[Material supplied — start]
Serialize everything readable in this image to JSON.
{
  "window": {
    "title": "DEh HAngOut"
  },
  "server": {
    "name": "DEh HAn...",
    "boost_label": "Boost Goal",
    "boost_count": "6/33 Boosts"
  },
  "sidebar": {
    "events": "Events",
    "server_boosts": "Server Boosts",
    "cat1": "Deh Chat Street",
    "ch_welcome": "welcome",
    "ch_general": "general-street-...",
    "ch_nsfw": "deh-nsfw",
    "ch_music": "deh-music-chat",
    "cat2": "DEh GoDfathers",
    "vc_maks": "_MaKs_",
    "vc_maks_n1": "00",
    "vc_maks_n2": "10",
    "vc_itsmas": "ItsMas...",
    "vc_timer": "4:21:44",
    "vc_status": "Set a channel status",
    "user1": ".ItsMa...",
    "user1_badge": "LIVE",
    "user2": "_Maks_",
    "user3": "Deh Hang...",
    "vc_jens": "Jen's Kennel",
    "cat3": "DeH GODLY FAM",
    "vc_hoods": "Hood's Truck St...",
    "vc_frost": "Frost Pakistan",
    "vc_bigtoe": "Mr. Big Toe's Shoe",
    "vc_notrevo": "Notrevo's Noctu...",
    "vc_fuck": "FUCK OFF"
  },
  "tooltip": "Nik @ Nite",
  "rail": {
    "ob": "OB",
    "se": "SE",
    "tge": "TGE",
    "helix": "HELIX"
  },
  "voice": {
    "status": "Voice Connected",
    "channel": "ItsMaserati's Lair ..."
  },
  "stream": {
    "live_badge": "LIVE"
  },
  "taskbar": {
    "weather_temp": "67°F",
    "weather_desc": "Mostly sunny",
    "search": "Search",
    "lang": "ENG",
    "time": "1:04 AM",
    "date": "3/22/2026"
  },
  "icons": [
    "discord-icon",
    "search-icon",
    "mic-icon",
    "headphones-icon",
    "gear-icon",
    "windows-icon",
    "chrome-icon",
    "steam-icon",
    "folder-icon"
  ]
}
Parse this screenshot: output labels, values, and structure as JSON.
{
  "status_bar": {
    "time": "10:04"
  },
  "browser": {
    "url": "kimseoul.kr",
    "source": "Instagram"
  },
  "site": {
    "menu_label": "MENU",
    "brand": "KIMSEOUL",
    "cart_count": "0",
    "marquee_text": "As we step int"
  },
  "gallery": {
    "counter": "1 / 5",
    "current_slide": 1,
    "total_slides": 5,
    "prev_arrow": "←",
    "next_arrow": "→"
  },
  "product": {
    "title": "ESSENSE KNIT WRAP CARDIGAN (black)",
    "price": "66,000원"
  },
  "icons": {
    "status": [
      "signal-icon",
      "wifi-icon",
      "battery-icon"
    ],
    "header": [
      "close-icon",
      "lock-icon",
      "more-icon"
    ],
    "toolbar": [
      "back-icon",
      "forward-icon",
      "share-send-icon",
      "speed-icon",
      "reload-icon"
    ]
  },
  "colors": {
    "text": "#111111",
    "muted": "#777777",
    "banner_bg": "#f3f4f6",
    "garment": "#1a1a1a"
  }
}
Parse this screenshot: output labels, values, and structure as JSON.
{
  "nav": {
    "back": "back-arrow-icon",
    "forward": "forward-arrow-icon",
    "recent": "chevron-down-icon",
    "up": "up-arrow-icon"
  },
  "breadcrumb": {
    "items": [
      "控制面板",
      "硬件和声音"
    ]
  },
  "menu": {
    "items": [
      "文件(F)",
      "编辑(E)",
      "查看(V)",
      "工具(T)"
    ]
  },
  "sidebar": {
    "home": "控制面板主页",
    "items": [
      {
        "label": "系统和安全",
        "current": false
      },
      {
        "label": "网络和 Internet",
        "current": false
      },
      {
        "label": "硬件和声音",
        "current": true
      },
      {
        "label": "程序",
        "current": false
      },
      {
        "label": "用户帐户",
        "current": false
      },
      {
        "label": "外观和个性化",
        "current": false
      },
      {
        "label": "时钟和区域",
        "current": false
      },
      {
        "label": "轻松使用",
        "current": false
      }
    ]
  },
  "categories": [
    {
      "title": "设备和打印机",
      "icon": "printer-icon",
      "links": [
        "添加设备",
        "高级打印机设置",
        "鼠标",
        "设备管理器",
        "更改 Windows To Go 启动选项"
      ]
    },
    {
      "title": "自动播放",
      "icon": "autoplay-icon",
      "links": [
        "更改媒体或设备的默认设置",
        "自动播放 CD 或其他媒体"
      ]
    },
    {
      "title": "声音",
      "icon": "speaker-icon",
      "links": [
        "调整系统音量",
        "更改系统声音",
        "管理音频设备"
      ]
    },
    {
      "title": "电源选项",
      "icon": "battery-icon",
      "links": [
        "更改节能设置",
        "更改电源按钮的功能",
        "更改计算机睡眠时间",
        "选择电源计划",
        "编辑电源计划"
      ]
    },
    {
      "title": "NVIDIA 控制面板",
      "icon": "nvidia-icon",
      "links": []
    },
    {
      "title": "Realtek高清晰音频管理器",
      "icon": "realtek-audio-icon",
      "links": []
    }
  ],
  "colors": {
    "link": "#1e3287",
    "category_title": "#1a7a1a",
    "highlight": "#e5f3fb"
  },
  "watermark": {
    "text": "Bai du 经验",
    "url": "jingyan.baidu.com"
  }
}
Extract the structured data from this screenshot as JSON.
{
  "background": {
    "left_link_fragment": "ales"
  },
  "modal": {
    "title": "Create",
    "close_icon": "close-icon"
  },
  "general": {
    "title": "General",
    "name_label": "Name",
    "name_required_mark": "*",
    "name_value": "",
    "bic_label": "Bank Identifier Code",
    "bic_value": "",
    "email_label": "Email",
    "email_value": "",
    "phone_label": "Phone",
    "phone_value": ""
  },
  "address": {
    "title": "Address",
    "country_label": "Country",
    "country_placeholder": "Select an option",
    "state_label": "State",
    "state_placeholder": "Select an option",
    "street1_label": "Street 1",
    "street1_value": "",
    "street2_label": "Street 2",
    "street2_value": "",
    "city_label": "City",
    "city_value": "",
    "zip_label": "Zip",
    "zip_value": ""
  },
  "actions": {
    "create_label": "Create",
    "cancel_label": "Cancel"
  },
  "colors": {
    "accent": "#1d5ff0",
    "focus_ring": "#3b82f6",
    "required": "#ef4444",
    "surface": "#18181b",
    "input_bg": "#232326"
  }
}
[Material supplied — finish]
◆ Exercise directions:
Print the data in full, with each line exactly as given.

◆ Answer space:
Serialize everything readable in this image to JSON.
{
  "window": {
    "title": "DEh HAngOut"
  },
  "server": {
    "name": "DEh HAn...",
    "boost_label": "Boost Goal",
    "boost_count": "6/33 Boosts"
  },
  "sidebar": {
    "events": "Events",
    "server_boosts": "Server Boosts",
    "cat1": "Deh Chat Street",
    "ch_welcome": "welcome",
    "ch_general": "general-street-...",
    "ch_nsfw": "deh-nsfw",
    "ch_music": "deh-music-chat",
    "cat2": "DEh GoDfathers",
    "vc_maks": "_MaKs_",
    "vc_maks_n1": "00",
    "vc_maks_n2": "10",
    "vc_itsmas": "ItsMas...",
    "vc_timer": "4:21:44",
    "vc_status": "Set a channel status",
    "user1": ".ItsMa...",
    "user1_badge": "LIVE",
    "user2": "_Maks_",
    "user3": "Deh Hang...",
    "vc_jens": "Jen's Kennel",
    "cat3": "DeH GODLY FAM",
    "vc_hoods": "Hood's Truck St...",
    "vc_frost": "Frost Pakistan",
    "vc_bigtoe": "Mr. Big Toe's Shoe",
    "vc_notrevo": "Notrevo's Noctu...",
    "vc_fuck": "FUCK OFF"
  },
  "tooltip": "Nik @ Nite",
  "rail": {
    "ob": "OB",
    "se": "SE",
    "tge": "TGE",
    "helix": "HELIX"
  },
  "voice": {
    "status": "Voice Connected",
    "channel": "ItsMaserati's Lair ..."
  },
  "stream": {
    "live_badge": "LIVE"
  },
  "taskbar": {
    "weather_temp": "67°F",
    "weather_desc": "Mostly sunny",
    "search": "Search",
    "lang": "ENG",
    "time": "1:04 AM",
    "date": "3/22/2026"
  },
  "icons": [
    "discord-icon",
    "search-icon",
    "mic-icon",
    "headphones-icon",
    "gear-icon",
    "windows-icon",
    "chrome-icon",
    "steam-icon",
    "folder-icon"
  ]
}
Parse this screenshot: output labels, values, and structure as JSON.
{
  "status_bar": {
    "time": "10:04"
  },
  "browser": {
    "url": "kimseoul.kr",
    "source": "Instagram"
  },
  "site": {
    "menu_label": "MENU",
    "brand": "KIMSEOUL",
    "cart_count": "0",
    "marquee_text": "As we step int"
  },
  "gallery": {
    "counter": "1 / 5",
    "current_slide": 1,
    "total_slides": 5,
    "prev_arrow": "←",
    "next_arrow": "→"
  },
  "product": {
    "title": "ESSENSE KNIT WRAP CARDIGAN (black)",
    "price": "66,000원"
  },
  "icons": {
    "status": [
      "signal-icon",
      "wifi-icon",
      "battery-icon"
    ],
    "header": [
      "close-icon",
      "lock-icon",
      "more-icon"
    ],
    "toolbar": [
      "back-icon",
      "forward-icon",
      "share-send-icon",
      "speed-icon",
      "reload-icon"
    ]
  },
  "colors": {
    "text": "#111111",
    "muted": "#777777",
    "banner_bg": "#f3f4f6",
    "garment": "#1a1a1a"
  }
}
Parse this screenshot: output labels, values, and structure as JSON.
{
  "nav": {
    "back": "back-arrow-icon",
    "forward": "forward-arrow-icon",
    "recent": "chevron-down-icon",
    "up": "up-arrow-icon"
  },
  "breadcrumb": {
    "items": [
      "控制面板",
      "硬件和声音"
    ]
  },
  "menu": {
    "items": [
      "文件(F)",
      "编辑(E)",
      "查看(V)",
      "工具(T)"
    ]
  },
  "sidebar": {
    "home": "控制面板主页",
    "items": [
      {
        "label": "系统和安全",
        "current": false
      },
      {
        "label": "网络和 Internet",
        "current": false
      },
      {
        "label": "硬件和声音",
        "current": true
      },
      {
        "label": "程序",
        "current": false
      },
      {
        "label": "用户帐户",
        "current": false
      },
      {
        "label": "外观和个性化",
        "current": false
      },
      {
        "label": "时钟和区域",
        "current": false
      },
      {
        "label": "轻松使用",
        "current": false
      }
    ]
  },
  "categories": [
    {
      "title": "设备和打印机",
      "icon": "printer-icon",
      "links": [
        "添加设备",
        "高级打印机设置",
        "鼠标",
        "设备管理器",
        "更改 Windows To Go 启动选项"
      ]
    },
    {
      "title": "自动播放",
      "icon": "autoplay-icon",
      "links": [
        "更改媒体或设备的默认设置",
        "自动播放 CD 或其他媒体"
      ]
    },
    {
      "title": "声音",
      "icon": "speaker-icon",
      "links": [
        "调整系统音量",
        "更改系统声音",
        "管理音频设备"
      ]
    },
    {
      "title": "电源选项",
      "icon": "battery-icon",
      "links": [
        "更改节能设置",
        "更改电源按钮的功能",
        "更改计算机睡眠时间",
        "选择电源计划",
        "编辑电源计划"
      ]
    },
    {
      "title": "NVIDIA 控制面板",
      "icon": "nvidia-icon",
      "links": []
    },
    {
      "title": "Realtek高清晰音频管理器",
      "icon": "realtek-audio-icon",
      "links": []
    }
  ],
  "colors": {
    "link": "#1e3287",
    "category_title": "#1a7a1a",
    "highlight": "#e5f3fb"
  },
  "watermark": {
    "text": "Bai du 经验",
    "url": "jingyan.baidu.com"
  }
}
Extract the structured data from this screenshot as JSON.
{
  "background": {
    "left_link_fragment": "ales"
  },
  "modal": {
    "title": "Create",
    "close_icon": "close-icon"
  },
  "general": {
    "title": "General",
    "name_label": "Name",
    "name_required_mark": "*",
    "name_value": "",
    "bic_label": "Bank Identifier Code",
    "bic_value": "",
    "email_label": "Email",
    "email_value": "",
    "phone_label": "Phone",
    "phone_value": ""
  },
  "address": {
    "title": "Address",
    "country_label": "Country",
    "country_placeholder": "Select an option",
    "state_label": "State",
    "state_placeholder": "Select an option",
    "street1_label": "Street 1",
    "street1_value": "",
    "street2_label": "Street 2",
    "street2_value": "",
    "city_label": "City",
    "city_value": "",
    "zip_label": "Zip",
    "zip_value": ""
  },
  "actions": {
    "create_label": "Create",
    "cancel_label": "Cancel"
  },
  "colors": {
    "accent": "#1d5ff0",
    "focus_ring": "#3b82f6",
    "required": "#ef4444",
    "surface": "#18181b",
    "input_bg": "#232326"
  }
}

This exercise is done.